The days are shorter; the air outside has gone from sweltering to pleasant, sometimes even cool; and now the official date has arrived. Fall is here. And so I pull out the fall music.
I discovered it this way: Years ago I was very fond of a TV commercial for a bank. Citibank? Chase? I don’t know. To tell the truth, I don’t even remember much of the ad itself. My vague sense is that it portrayed a city — not with views of the Empire State Building and the like, but with shots of people waiting at street corners or other, similarly innocuous scenes, representing the kinds of unrushed moments in which a city dweller’s thoughts might be anywhere. What I do remember clearly is the music in the ad, which fit perfectly: a lilting clarinet solo, capturing the feel of a person’s wistful, private musing. (You can write me off as a stooge manipulated by marketing, but if I am, why can’t I remember the name of the bank?)
One day, in a bookstore, I heard the music from the ad. I asked the store clerk about it and learned that it was track number three, “How Am I To Know?”, from the CD The Benny Goodman Sextet. I went to a nearby music store and bought it immediately.
And I play it still, often at this time of year. The euphoria of summer is over; the rush and requisite cheer of the holidays are still aways off. It is a good time for reflecting on where we’ve been, where we might go. The Benny Goodman Sextet is good music for such reflection.
My only advice is to skip the track “Four Or Five Times,” on which Goodman proves that prodigious skill on the clarinet does not make one a singer. It reminds me of the great, smoking record Sonny Side Up, with Dizzy Gillespie and two tenor saxmen, Sonny Rollins and the underappreciated Sonny Stitt – which includes Dizzy’s endearingly bad vocals on “Sunny Side of the Street.”

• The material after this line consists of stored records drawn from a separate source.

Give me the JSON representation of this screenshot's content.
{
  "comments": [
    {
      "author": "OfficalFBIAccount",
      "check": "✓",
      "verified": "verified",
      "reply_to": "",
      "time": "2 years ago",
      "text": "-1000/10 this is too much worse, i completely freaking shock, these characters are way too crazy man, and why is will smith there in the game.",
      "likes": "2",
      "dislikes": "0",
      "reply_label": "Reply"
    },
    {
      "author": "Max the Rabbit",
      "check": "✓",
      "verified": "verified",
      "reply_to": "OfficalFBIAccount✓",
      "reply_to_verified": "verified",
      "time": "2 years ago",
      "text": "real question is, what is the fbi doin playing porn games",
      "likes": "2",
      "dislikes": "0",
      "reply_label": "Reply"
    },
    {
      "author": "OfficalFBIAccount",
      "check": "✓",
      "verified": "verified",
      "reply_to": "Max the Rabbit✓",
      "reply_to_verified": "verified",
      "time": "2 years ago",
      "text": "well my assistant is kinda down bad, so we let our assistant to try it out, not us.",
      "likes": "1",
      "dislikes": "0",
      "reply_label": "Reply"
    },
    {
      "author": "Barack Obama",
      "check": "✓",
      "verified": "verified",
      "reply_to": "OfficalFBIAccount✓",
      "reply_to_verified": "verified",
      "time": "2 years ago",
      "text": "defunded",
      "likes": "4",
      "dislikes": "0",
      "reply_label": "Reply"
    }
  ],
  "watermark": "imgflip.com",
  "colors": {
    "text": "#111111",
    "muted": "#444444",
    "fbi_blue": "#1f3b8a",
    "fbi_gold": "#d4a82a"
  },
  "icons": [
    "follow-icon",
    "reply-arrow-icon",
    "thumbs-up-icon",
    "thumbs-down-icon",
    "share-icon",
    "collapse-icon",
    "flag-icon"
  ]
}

But back to my main point: What music reminds you of particular seasons? Ponder that and other matters sometime soon, round about dusk, as you pour yourself a drink and listen to “How Am I To Know?” . . .